Data extracts →
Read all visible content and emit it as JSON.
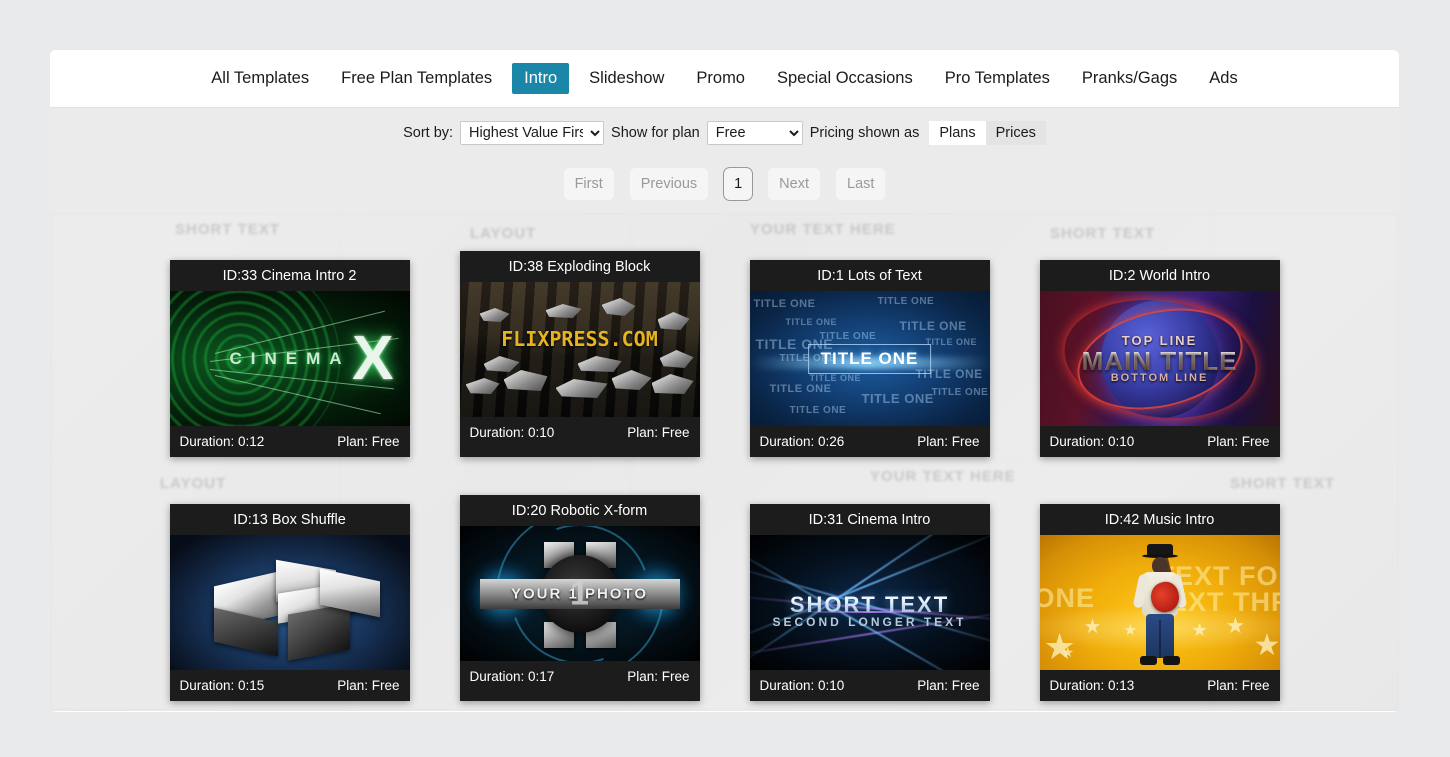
{
  "nav": {
    "items": [
      {
        "label": "All Templates",
        "active": false
      },
      {
        "label": "Free Plan Templates",
        "active": false
      },
      {
        "label": "Intro",
        "active": true
      },
      {
        "label": "Slideshow",
        "active": false
      },
      {
        "label": "Promo",
        "active": false
      },
      {
        "label": "Special Occasions",
        "active": false
      },
      {
        "label": "Pro Templates",
        "active": false
      },
      {
        "label": "Pranks/Gags",
        "active": false
      },
      {
        "label": "Ads",
        "active": false
      }
    ],
    "active_color": "#1b87a8"
  },
  "controls": {
    "sort_label": "Sort by:",
    "sort_value": "Highest Value First",
    "sort_options": [
      "Highest Value First"
    ],
    "plan_label": "Show for plan",
    "plan_value": "Free",
    "plan_options": [
      "Free"
    ],
    "pricing_label": "Pricing shown as",
    "pricing_plans": "Plans",
    "pricing_prices": "Prices",
    "pricing_selected": "Plans"
  },
  "pagination": {
    "first": "First",
    "previous": "Previous",
    "current": "1",
    "next": "Next",
    "last": "Last"
  },
  "cards": [
    {
      "title": "ID:33 Cinema Intro 2",
      "duration": "Duration: 0:12",
      "plan": "Plan: Free"
    },
    {
      "title": "ID:38 Exploding Block",
      "duration": "Duration: 0:10",
      "plan": "Plan: Free"
    },
    {
      "title": "ID:1 Lots of Text",
      "duration": "Duration: 0:26",
      "plan": "Plan: Free"
    },
    {
      "title": "ID:2 World Intro",
      "duration": "Duration: 0:10",
      "plan": "Plan: Free"
    },
    {
      "title": "ID:13 Box Shuffle",
      "duration": "Duration: 0:15",
      "plan": "Plan: Free"
    },
    {
      "title": "ID:20 Robotic X-form",
      "duration": "Duration: 0:17",
      "plan": "Plan: Free"
    },
    {
      "title": "ID:31 Cinema Intro",
      "duration": "Duration: 0:10",
      "plan": "Plan: Free"
    },
    {
      "title": "ID:42 Music Intro",
      "duration": "Duration: 0:13",
      "plan": "Plan: Free"
    }
  ],
  "thumb_text": {
    "t1_letters": "CINEMA",
    "t1_x": "X",
    "t2_logo": "FLIXPRESS.COM",
    "t3_main": "TITLE ONE",
    "t3_scatter": "TITLE ONE",
    "t4_top": "TOP LINE",
    "t4_main": "MAIN TITLE",
    "t4_bottom": "BOTTOM LINE",
    "t6_bar": "YOUR 1 PHOTO",
    "t6_num": "1",
    "t7_short": "SHORT TEXT",
    "t7_second": "SECOND LONGER TEXT",
    "t8_one": "ONE",
    "t8_four": "TEXT FOUR",
    "t8_three": "TEXT THREE"
  },
  "watermarks": [
    "SHORT TEXT",
    "LAYOUT",
    "YOUR TEXT HERE",
    "SHORT TEXT",
    "LAYOUT",
    "YOUR TEXT HERE",
    "SHORT TEXT"
  ]
}
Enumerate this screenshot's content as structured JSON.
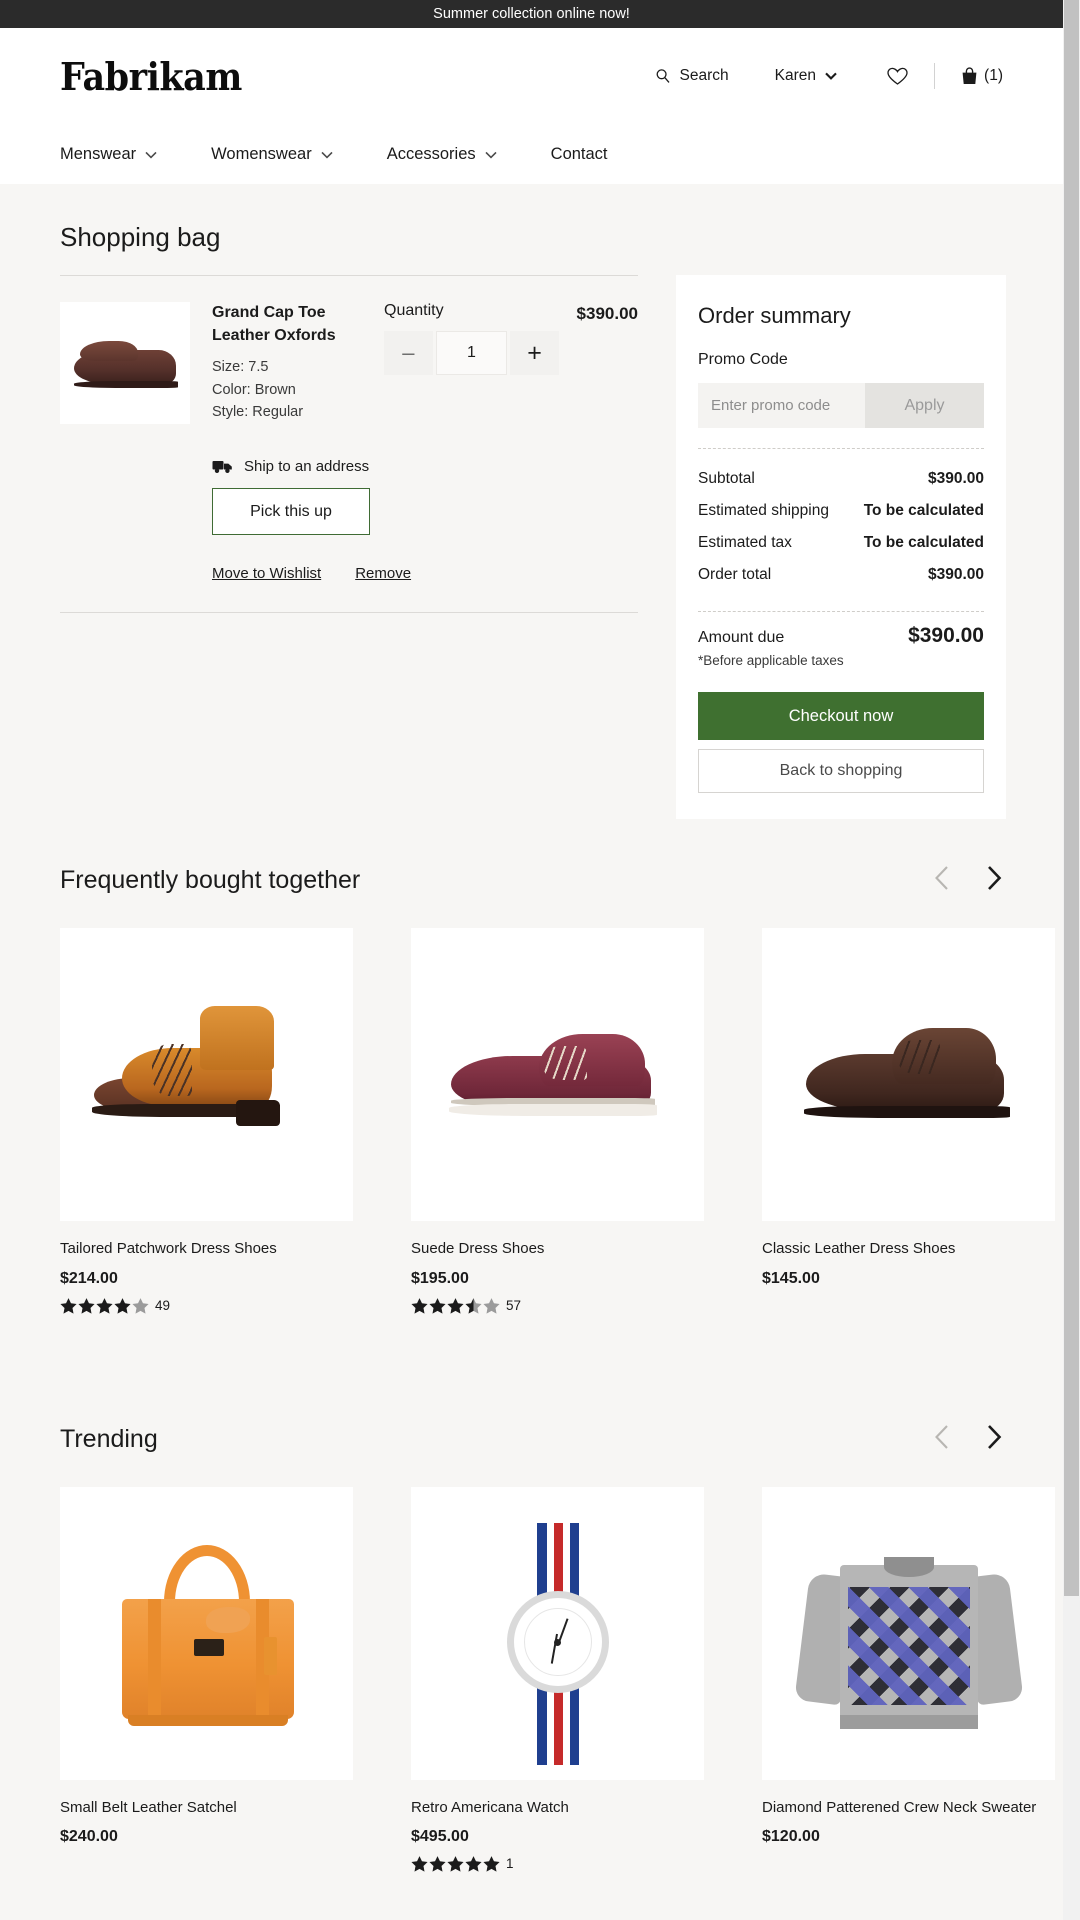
{
  "announcement": {
    "text": "Summer collection online now!"
  },
  "header": {
    "logo": "Fabrikam",
    "search_label": "Search",
    "user_label": "Karen",
    "bag_count": "(1)",
    "nav": [
      {
        "label": "Menswear",
        "has_caret": true
      },
      {
        "label": "Womenswear",
        "has_caret": true
      },
      {
        "label": "Accessories",
        "has_caret": true
      },
      {
        "label": "Contact",
        "has_caret": false
      }
    ]
  },
  "bag": {
    "title": "Shopping bag",
    "item": {
      "name": "Grand Cap Toe Leather Oxfords",
      "attrs": [
        {
          "key": "Size:",
          "value": "7.5"
        },
        {
          "key": "Color:",
          "value": "Brown"
        },
        {
          "key": "Style:",
          "value": "Regular"
        }
      ],
      "quantity_label": "Quantity",
      "quantity_value": "1",
      "decrease_label": "–",
      "increase_label": "+",
      "price": "$390.00",
      "shipping_option": "Ship to an address",
      "pickup_button": "Pick this up",
      "move_to_wishlist": "Move to Wishlist",
      "remove": "Remove"
    }
  },
  "summary": {
    "title": "Order summary",
    "promo_label": "Promo Code",
    "promo_placeholder": "Enter promo code",
    "promo_value": "",
    "apply_label": "Apply",
    "rows": [
      {
        "label": "Subtotal",
        "value": "$390.00"
      },
      {
        "label": "Estimated shipping",
        "value": "To be calculated"
      },
      {
        "label": "Estimated tax",
        "value": "To be calculated"
      },
      {
        "label": "Order total",
        "value": "$390.00"
      }
    ],
    "amount_due_label": "Amount due",
    "amount_due_value": "$390.00",
    "tax_note": "*Before applicable taxes",
    "checkout_label": "Checkout now",
    "back_label": "Back to shopping"
  },
  "carousels": [
    {
      "title": "Frequently bought together",
      "products": [
        {
          "name": "Tailored Patchwork Dress Shoes",
          "price": "$214.00",
          "rating": 4,
          "reviews": "49",
          "art": "boot"
        },
        {
          "name": "Suede Dress Shoes",
          "price": "$195.00",
          "rating": 3.5,
          "reviews": "57",
          "art": "suede"
        },
        {
          "name": "Classic Leather Dress Shoes",
          "price": "$145.00",
          "rating": 0,
          "reviews": "",
          "art": "classic"
        }
      ]
    },
    {
      "title": "Trending",
      "products": [
        {
          "name": "Small Belt Leather Satchel",
          "price": "$240.00",
          "rating": 0,
          "reviews": "",
          "art": "satchel"
        },
        {
          "name": "Retro Americana Watch",
          "price": "$495.00",
          "rating": 5,
          "reviews": "1",
          "art": "watch"
        },
        {
          "name": "Diamond Patterened Crew Neck Sweater",
          "price": "$120.00",
          "rating": 0,
          "reviews": "",
          "art": "sweater"
        }
      ]
    }
  ],
  "colors": {
    "accent_green": "#3f7030",
    "dark_bar": "#2b2b2b",
    "page_bg": "#f7f6f4"
  }
}
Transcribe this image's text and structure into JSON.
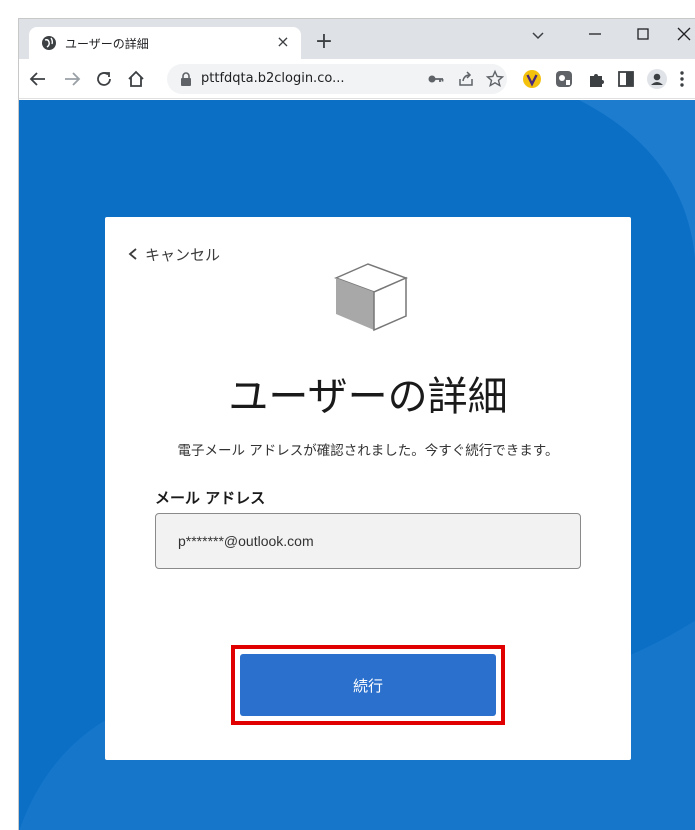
{
  "browser": {
    "tab_title": "ユーザーの詳細",
    "tab_close": "×",
    "new_tab": "+",
    "url": "pttfdqta.b2clogin.co..."
  },
  "card": {
    "cancel_label": "キャンセル",
    "title": "ユーザーの詳細",
    "message": "電子メール アドレスが確認されました。今すぐ続行できます。",
    "email_label": "メール アドレス",
    "email_value": "p*******@outlook.com",
    "continue_label": "続行"
  },
  "colors": {
    "page_background": "#0b6fc6",
    "button": "#2b70cc",
    "highlight": "#e00000"
  }
}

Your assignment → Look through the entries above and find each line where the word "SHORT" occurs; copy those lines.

Problem solution →
    "t7_short": "SHORT TEXT",
    "SHORT TEXT",
    "SHORT TEXT",
    "SHORT TEXT"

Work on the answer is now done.